I am glad to know that TCH is interested in recycling I would like to suggest recycling all the plastic containers from all the products we use at TCH like in the OR it will be nice to recycle all the plastic from the supplies Thank you for your efforts. Alfredo Jaime
I Agree with the others. I would only add that the recycling bins can start at Main but trickle to the other campuses and specialty centers as well.
I agree with others as well. Recycling bins would be so helpful and lets all keep in mind that the little papers from the bracelets given during screening have been seen covering the floors on the shuttles and off the escalators in the legacy tower. Let’s be more mindful of those little details and do our part to help keep our hospital looking as gorgeous as it does. One team One dream!

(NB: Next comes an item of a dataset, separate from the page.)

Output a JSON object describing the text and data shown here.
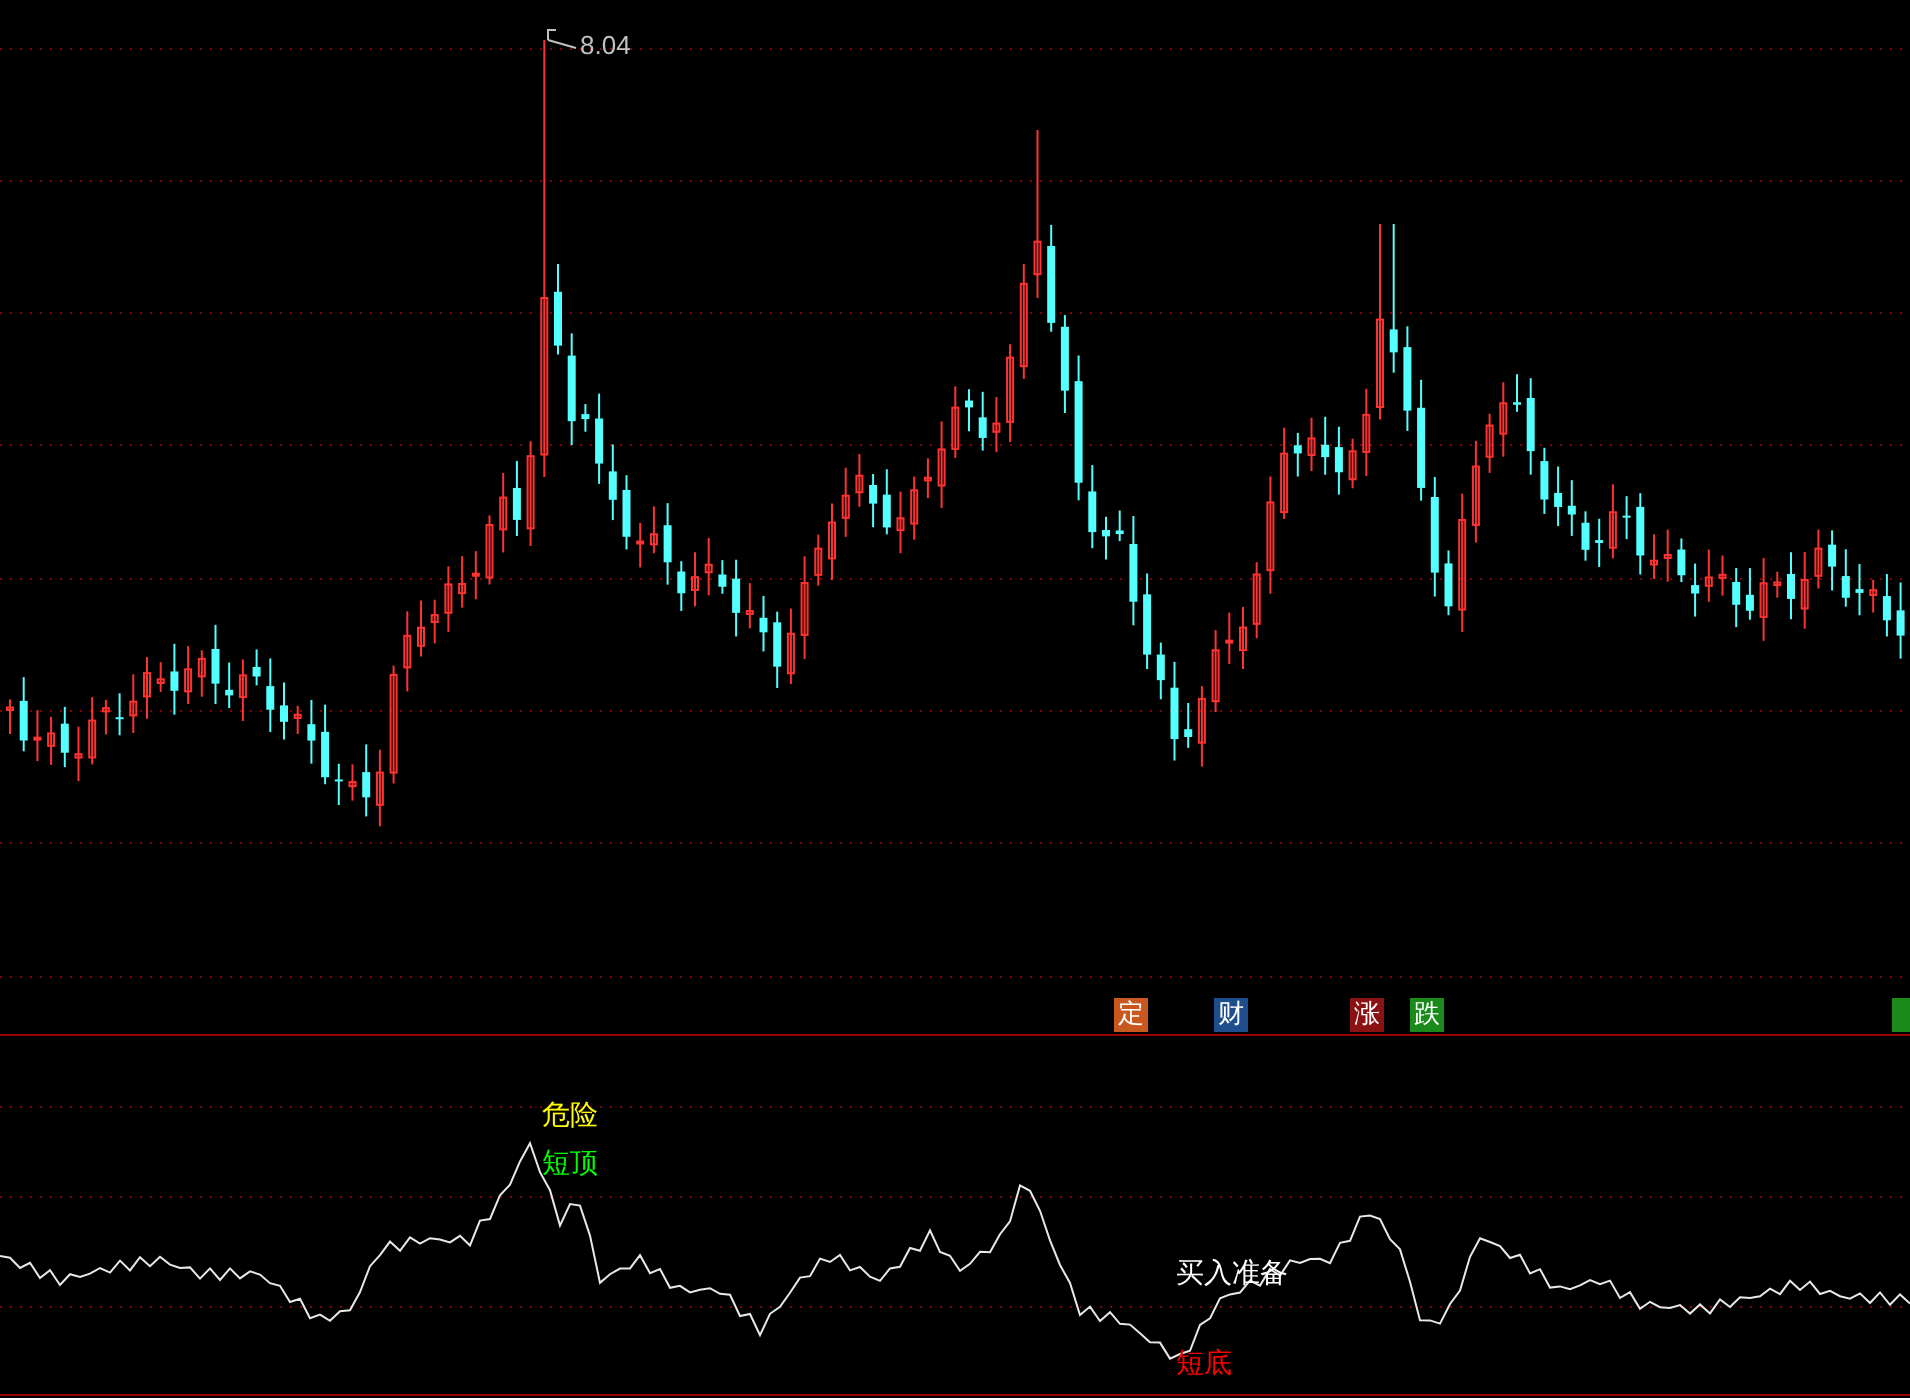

Another voice here to support reducing the amount of plastic and styrofoam used by staff and patients/visitors! Can we switch to biodegradeable utensils, cups made from recycled paper, reduce the amount of plastic packaging on food items in our cafeterias? Can we please use our reusable cups at the coffee shop again? (I think there is plenty of evidence at this point that covid transmission is not really occurring via inanimate objects, if that’s the worry with reusing cups.) Love the idea of water bottle refilling stations in public areas. We need more recycling bins, in public areas and breakrooms! Separate bins for paper, plastic, and cans at areas with multiple trash cans or one single stream bin next to single trash cans throughout the hospital, and more frequent emptying, so people don’t throw away recycleable items because there’s no room in the the bins. Compost bins for food waste instead of trash would be significant in lowering TCH’s annual carbon footprint, perhaps we can partner with some of the composting companies in town (my household subscribes to a compost service with Happy Earth Compost) to manage our food waste and biodegradeable utensils. If we can’t eliminate it, is there any way to recycle the vast amounts of plastic we use every shift for our patient care? Syringes/flushes, IV tubing, medication packaging, all the single use items in our supply rooms and the ORs? Having LED lights is great but such a tiny single step compared to the vast amount of waste generated by all medical facilities. How about adding some solar panels to our campuses? We can do so much more!
I’m sure it would be a major undertaking, but is it possible to transition TCH to running on renewable energy?
As the technology improves and more EVs and plug in hybrids are becoming affordable to many please consider supporting those of us who are driving those vehicles by installing multiple charging stations in the garages where we park so our commute is even more environmentally friendly. It does not need to be a prime spot as it is in retail parking lots. If I could charge at work I wouldn’t mind where I parked in the garage!
In my life at home we work to reduce the number of single use plastics we buy, we’ve pretty much eliminated ziploc baggies, taking our own shopping bag to the grocery store. We use reusable glassware to store left over food. Reusable towels in the kitchen instead of paper towels and napkins. With our son we use cloth diapers at home and even got daycare on board with it! I would love it if more hospitals were more encouraging and knowledgeable of cloth diapers. They are so fun and cute, and since it’s all I know, it’s not a ton of “extra” work. Feel free to ask me about how awesome cloth diapers are!!!